You are Here: Home

# Errors in enthalpy change reaction Watch

1. Why isn't 3 part of the answer because a lower mass of water means that q is lower so surely enthalpy change of combustion will also be lower since the value of q is smaller. Thanks

2. What's the whole question?

Just think about it, will the same energy heat up a smaller amount of water more or less? Q is the same as you are burning the same amount of fuel, m is just smaller than you think.
3. (Original post by alow)
What's the whole question?

Just think about it, will the same energy heat up a smaller amount of water more or less? Q is the same as you are burning the same amount of fuel, m is just smaller than you think.
From what I understand, less water means less energy is used meaning that as q=mc*delta T. Hence q is lower as a result of lower value of m

Thanks
4. (Original post by coconut64)
From what I understand, less water means less energy is used meaning that as q=mc*delta T. Hence q is lower as a result of lower value of m

Thanks

M won't be decreased because if you don't realise you spilled any, you would assume the mass you measured was correct. So, what will happen to the temperature change if you have a lower mass (but don't realise it)?
5. (Original post by alow)

M won't be decreased because if you don't realise you spilled any, you would assume the mass you measured was correct. So, what will happen to the temperature change if you have a lower mass (but don't realise it)?
Well, in that case it wouldn't change so it would be the same? However, do can you assume that the student hasn't noticed it ? Thanks
6. (Original post by coconut64)
Well, in that case it wouldn't change so it would be the same? However, do can you assume that the student hasn't noticed it ? Thanks
Yes it would. Does it take more or less energy to heat up a lower mass of water?

Because they would just use the volume of water they had measured, not accounting for the spillage. That's what I think the question is implying.
7. (Original post by alow)
Yes it would.

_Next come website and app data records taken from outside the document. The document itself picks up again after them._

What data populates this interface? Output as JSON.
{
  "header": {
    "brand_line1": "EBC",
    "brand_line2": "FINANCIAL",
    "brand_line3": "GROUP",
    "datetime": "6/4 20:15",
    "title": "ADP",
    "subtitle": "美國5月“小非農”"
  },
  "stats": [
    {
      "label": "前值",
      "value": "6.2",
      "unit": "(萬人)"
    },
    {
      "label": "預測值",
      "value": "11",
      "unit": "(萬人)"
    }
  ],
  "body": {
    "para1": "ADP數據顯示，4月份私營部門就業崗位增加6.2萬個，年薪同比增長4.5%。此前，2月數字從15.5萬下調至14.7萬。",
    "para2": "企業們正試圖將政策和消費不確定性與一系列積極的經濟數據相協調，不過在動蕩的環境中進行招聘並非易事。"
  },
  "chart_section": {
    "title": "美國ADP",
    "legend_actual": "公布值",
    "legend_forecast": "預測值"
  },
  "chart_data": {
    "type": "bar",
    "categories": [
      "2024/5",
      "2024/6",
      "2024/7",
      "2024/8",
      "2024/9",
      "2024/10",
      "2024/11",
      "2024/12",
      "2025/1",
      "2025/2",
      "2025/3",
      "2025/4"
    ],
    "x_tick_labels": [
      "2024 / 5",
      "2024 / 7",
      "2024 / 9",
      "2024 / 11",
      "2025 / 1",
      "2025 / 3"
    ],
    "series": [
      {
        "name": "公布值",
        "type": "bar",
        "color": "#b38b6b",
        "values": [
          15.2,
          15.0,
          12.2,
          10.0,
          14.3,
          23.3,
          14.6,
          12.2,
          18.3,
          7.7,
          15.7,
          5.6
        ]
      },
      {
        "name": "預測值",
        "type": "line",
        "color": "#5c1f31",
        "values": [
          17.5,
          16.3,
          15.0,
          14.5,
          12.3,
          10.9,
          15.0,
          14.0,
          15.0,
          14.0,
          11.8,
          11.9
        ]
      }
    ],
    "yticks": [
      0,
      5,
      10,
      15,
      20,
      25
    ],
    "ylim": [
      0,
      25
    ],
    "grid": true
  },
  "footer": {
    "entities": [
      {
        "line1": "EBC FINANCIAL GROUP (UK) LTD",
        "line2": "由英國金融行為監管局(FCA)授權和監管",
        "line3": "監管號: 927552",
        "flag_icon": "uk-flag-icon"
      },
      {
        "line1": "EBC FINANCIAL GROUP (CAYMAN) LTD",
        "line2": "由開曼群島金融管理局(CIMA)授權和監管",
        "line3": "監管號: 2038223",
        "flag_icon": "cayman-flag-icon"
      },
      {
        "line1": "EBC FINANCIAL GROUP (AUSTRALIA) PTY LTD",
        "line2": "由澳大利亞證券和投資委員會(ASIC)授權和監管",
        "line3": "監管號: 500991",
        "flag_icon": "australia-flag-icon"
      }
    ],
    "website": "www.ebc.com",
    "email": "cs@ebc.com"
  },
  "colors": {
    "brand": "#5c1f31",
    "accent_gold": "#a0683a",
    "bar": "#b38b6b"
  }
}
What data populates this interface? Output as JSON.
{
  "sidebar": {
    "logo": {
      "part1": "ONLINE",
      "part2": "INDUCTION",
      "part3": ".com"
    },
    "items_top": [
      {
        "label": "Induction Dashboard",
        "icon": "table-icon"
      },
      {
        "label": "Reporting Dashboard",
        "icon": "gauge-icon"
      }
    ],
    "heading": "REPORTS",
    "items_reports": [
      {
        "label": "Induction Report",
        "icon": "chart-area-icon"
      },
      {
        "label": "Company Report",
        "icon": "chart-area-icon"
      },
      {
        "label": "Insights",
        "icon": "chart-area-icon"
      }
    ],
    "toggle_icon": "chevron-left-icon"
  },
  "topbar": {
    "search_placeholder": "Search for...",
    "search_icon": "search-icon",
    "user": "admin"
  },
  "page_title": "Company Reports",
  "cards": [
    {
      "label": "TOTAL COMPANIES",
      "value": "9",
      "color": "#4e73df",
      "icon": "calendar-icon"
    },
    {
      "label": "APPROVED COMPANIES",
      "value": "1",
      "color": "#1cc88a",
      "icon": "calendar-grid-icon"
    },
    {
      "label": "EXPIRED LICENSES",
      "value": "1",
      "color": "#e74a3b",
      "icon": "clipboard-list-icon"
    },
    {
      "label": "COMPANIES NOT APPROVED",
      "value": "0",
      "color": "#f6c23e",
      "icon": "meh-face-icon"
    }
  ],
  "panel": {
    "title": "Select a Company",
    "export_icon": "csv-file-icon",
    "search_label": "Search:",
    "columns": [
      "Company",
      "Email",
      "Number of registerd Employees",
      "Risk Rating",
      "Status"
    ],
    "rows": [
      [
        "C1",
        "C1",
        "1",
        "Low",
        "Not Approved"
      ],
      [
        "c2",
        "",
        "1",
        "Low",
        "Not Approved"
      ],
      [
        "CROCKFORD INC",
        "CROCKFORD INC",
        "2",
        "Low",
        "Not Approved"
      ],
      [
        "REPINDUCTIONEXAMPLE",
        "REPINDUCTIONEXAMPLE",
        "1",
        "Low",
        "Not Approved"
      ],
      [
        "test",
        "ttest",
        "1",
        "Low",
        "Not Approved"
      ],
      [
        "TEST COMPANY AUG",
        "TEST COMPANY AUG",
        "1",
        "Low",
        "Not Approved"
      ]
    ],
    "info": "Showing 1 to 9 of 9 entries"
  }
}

Does it take more or less energy to heat up a lower mass of water?

Because they would just use the volume of water they had measured, not accounting for the spillage. That's what I think the question is implying.
Okay then, thanks .

TSR Support Team

We have a brilliant team of more than 60 Support Team members looking after discussions on The Student Room, helping to make it a fun, safe and useful place to hang out.

This forum is supported by:
Updated: August 28, 2016
Today on TSR

### Anxious about my Oxford offer

What should I do?

### Am I doomed because I messed up my mocks?

Discussions on TSR

• Latest
• ## See more of what you like on The Student Room

You can personalise what you see on TSR. Tell us a little about yourself to get started.

• Poll
Discussions on TSR

• Latest
• ## See more of what you like on The Student Room

You can personalise what you see on TSR. Tell us a little about yourself to get started.

• The Student Room, Get Revising and Marked by Teachers are trading names of The Student Room Group Ltd.

Register Number: 04666380 (England and Wales), VAT No. 806 8067 22 Registered Office: International House, Queens Road, Brighton, BN1 3XE